*** SOURCE INFORMATION

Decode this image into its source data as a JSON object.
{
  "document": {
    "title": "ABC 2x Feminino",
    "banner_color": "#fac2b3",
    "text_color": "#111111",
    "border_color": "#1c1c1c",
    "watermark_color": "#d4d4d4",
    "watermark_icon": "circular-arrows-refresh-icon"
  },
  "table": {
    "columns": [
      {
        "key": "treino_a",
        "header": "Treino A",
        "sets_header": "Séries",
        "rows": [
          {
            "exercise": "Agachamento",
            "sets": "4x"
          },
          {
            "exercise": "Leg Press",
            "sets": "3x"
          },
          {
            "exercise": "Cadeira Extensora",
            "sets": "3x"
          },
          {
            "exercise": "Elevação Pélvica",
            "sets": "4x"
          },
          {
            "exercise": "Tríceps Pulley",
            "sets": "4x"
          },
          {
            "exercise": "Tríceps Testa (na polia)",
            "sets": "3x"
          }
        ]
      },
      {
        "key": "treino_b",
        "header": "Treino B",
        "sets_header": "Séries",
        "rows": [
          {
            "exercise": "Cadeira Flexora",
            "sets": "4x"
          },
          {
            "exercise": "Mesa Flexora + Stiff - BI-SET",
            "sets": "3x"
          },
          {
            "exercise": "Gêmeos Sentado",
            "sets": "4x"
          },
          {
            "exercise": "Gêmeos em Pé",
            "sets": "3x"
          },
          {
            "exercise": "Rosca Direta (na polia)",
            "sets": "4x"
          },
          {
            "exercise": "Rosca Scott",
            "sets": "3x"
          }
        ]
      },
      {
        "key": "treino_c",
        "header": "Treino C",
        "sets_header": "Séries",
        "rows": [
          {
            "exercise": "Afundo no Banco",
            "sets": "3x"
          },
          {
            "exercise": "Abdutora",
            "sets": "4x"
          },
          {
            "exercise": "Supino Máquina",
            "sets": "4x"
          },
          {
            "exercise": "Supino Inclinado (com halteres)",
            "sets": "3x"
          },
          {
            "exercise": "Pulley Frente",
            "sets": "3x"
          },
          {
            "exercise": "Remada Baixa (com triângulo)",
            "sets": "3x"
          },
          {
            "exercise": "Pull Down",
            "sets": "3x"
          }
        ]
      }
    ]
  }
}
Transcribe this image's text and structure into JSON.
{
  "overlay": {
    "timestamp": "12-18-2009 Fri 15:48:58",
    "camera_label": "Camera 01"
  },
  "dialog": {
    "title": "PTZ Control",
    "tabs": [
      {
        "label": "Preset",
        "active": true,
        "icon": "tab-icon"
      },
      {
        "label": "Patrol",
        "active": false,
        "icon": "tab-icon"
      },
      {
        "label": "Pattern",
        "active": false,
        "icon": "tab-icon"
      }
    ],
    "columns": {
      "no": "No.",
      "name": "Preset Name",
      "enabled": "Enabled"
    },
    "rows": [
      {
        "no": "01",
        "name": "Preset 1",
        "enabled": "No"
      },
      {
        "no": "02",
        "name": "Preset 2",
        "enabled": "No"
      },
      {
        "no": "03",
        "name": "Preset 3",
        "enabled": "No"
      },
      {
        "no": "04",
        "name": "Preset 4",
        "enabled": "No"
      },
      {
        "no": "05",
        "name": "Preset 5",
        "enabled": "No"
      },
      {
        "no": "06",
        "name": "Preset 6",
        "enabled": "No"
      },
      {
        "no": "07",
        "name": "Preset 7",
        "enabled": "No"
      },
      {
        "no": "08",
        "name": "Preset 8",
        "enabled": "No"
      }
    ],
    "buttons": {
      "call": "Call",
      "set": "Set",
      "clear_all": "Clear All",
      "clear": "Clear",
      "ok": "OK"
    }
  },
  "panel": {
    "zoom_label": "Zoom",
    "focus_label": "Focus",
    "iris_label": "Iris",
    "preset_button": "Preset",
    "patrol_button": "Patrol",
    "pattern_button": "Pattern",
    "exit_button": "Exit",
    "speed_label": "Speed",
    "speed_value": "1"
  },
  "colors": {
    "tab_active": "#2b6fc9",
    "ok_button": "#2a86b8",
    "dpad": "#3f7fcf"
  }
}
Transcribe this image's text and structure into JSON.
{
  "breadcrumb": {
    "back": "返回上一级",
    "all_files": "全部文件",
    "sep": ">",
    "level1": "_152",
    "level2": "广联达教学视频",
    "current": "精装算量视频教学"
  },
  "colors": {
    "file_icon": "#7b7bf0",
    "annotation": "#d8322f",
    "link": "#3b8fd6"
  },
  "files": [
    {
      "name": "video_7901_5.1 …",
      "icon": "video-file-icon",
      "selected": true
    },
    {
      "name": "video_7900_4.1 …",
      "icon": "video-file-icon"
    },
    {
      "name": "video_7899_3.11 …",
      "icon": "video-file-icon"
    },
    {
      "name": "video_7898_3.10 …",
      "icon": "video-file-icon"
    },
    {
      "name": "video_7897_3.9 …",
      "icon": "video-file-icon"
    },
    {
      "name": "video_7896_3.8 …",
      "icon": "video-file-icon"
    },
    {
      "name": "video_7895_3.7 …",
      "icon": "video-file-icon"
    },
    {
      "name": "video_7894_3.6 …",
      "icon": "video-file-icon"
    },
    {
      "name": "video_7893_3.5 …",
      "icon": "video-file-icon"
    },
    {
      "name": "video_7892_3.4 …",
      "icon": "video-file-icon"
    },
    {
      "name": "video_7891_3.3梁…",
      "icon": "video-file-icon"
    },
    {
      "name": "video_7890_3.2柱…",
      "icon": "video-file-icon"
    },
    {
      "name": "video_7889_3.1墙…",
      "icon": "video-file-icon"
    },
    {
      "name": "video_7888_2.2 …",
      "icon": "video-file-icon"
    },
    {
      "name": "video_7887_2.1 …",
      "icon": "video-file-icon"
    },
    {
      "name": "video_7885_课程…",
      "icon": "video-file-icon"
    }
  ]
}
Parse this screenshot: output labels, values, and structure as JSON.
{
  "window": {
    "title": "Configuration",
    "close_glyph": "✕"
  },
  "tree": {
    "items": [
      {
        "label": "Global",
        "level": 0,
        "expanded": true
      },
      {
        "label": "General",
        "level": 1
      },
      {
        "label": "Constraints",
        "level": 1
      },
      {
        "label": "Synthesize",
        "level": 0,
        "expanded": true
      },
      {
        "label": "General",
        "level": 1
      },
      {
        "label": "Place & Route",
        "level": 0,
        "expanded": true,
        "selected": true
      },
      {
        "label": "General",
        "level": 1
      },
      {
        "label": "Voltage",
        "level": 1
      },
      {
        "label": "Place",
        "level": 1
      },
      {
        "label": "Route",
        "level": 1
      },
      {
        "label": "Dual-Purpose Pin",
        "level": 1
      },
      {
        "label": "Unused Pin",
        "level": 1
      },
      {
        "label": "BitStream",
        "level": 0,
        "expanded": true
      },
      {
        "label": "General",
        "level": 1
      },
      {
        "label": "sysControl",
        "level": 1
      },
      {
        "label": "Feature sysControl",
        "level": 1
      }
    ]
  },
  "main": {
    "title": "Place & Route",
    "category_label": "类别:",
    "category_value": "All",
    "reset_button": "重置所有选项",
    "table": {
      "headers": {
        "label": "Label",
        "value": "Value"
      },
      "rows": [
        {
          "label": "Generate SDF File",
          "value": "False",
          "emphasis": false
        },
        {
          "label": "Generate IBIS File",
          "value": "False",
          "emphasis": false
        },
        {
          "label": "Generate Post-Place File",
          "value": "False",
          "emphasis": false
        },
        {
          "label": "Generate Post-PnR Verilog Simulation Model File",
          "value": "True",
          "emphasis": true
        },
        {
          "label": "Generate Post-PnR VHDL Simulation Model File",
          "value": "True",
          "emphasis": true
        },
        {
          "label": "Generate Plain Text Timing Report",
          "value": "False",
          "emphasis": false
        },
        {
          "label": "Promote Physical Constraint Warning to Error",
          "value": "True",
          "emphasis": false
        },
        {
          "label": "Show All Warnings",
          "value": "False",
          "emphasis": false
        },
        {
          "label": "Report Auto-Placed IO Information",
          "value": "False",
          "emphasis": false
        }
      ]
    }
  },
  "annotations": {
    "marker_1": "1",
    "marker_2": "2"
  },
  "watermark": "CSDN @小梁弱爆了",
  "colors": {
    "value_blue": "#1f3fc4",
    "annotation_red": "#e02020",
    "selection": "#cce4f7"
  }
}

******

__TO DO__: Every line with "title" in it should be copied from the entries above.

__EXPECTED ANSWER__:
    "title": "ABC 2x Feminino",
    "title": "PTZ Control",
    "title": "Configuration",
    "title": "Place & Route",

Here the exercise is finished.